Exercise aim: Quote the data below in full, please, without altering anything.

Material supplied:
▬▬▬
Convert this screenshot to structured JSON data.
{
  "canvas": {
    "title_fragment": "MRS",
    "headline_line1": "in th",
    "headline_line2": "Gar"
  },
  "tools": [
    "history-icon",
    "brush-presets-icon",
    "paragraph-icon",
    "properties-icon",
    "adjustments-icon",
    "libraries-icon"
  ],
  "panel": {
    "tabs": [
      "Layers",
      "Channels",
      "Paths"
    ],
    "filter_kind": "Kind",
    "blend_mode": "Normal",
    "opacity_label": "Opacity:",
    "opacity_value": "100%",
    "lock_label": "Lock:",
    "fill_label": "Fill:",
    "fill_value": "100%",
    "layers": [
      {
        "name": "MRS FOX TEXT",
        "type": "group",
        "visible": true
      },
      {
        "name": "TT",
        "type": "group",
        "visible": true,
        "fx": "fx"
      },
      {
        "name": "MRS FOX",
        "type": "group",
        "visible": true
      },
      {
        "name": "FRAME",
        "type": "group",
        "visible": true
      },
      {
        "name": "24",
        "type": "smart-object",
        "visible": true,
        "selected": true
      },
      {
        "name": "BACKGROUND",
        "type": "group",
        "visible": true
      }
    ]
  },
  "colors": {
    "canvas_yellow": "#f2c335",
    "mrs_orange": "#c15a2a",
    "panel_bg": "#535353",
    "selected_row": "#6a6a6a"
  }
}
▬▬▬
Answer section:
Convert this screenshot to structured JSON data.
{
  "canvas": {
    "title_fragment": "MRS",
    "headline_line1": "in th",
    "headline_line2": "Gar"
  },
  "tools": [
    "history-icon",
    "brush-presets-icon",
    "paragraph-icon",
    "properties-icon",
    "adjustments-icon",
    "libraries-icon"
  ],
  "panel": {
    "tabs": [
      "Layers",
      "Channels",
      "Paths"
    ],
    "filter_kind": "Kind",
    "blend_mode": "Normal",
    "opacity_label": "Opacity:",
    "opacity_value": "100%",
    "lock_label": "Lock:",
    "fill_label": "Fill:",
    "fill_value": "100%",
    "layers": [
      {
        "name": "MRS FOX TEXT",
        "type": "group",
        "visible": true
      },
      {
        "name": "TT",
        "type": "group",
        "visible": true,
        "fx": "fx"
      },
      {
        "name": "MRS FOX",
        "type": "group",
        "visible": true
      },
      {
        "name": "FRAME",
        "type": "group",
        "visible": true
      },
      {
        "name": "24",
        "type": "smart-object",
        "visible": true,
        "selected": true
      },
      {
        "name": "BACKGROUND",
        "type": "group",
        "visible": true
      }
    ]
  },
  "colors": {
    "canvas_yellow": "#f2c335",
    "mrs_orange": "#c15a2a",
    "panel_bg": "#535353",
    "selected_row": "#6a6a6a"
  }
}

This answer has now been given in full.